#### Information provided

+++

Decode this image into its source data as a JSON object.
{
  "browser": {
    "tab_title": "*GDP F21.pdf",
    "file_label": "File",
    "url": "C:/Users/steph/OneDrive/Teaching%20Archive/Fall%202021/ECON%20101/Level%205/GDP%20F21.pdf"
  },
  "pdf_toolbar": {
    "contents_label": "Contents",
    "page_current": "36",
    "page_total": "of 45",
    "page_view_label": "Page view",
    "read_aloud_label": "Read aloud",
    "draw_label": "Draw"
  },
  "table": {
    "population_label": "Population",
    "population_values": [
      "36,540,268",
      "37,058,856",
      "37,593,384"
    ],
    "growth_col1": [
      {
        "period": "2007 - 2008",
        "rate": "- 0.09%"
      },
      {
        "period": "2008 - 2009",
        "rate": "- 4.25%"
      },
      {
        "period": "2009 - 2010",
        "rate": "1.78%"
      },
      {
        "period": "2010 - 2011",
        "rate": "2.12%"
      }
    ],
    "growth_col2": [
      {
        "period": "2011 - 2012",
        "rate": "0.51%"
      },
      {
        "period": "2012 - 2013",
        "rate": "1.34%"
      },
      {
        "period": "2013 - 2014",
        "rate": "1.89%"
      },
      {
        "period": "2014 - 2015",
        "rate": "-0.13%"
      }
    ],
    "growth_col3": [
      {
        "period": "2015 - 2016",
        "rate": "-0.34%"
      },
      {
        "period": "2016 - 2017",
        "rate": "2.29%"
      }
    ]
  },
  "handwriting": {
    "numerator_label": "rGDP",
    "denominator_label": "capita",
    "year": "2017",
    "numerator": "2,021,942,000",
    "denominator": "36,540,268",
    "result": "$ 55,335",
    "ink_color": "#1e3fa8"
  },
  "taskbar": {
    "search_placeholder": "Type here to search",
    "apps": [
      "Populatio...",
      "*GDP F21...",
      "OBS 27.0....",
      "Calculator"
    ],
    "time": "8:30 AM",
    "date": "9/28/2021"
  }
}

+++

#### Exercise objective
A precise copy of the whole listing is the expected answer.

#### Answer to this task
Decode this image into its source data as a JSON object.
{
  "browser": {
    "tab_title": "*GDP F21.pdf",
    "file_label": "File",
    "url": "C:/Users/steph/OneDrive/Teaching%20Archive/Fall%202021/ECON%20101/Level%205/GDP%20F21.pdf"
  },
  "pdf_toolbar": {
    "contents_label": "Contents",
    "page_current": "36",
    "page_total": "of 45",
    "page_view_label": "Page view",
    "read_aloud_label": "Read aloud",
    "draw_label": "Draw"
  },
  "table": {
    "population_label": "Population",
    "population_values": [
      "36,540,268",
      "37,058,856",
      "37,593,384"
    ],
    "growth_col1": [
      {
        "period": "2007 - 2008",
        "rate": "- 0.09%"
      },
      {
        "period": "2008 - 2009",
        "rate": "- 4.25%"
      },
      {
        "period": "2009 - 2010",
        "rate": "1.78%"
      },
      {
        "period": "2010 - 2011",
        "rate": "2.12%"
      }
    ],
    "growth_col2": [
      {
        "period": "2011 - 2012",
        "rate": "0.51%"
      },
      {
        "period": "2012 - 2013",
        "rate": "1.34%"
      },
      {
        "period": "2013 - 2014",
        "rate": "1.89%"
      },
      {
        "period": "2014 - 2015",
        "rate": "-0.13%"
      }
    ],
    "growth_col3": [
      {
        "period": "2015 - 2016",
        "rate": "-0.34%"
      },
      {
        "period": "2016 - 2017",
        "rate": "2.29%"
      }
    ]
  },
  "handwriting": {
    "numerator_label": "rGDP",
    "denominator_label": "capita",
    "year": "2017",
    "numerator": "2,021,942,000",
    "denominator": "36,540,268",
    "result": "$ 55,335",
    "ink_color": "#1e3fa8"
  },
  "taskbar": {
    "search_placeholder": "Type here to search",
    "apps": [
      "Populatio...",
      "*GDP F21...",
      "OBS 27.0....",
      "Calculator"
    ],
    "time": "8:30 AM",
    "date": "9/28/2021"
  }
}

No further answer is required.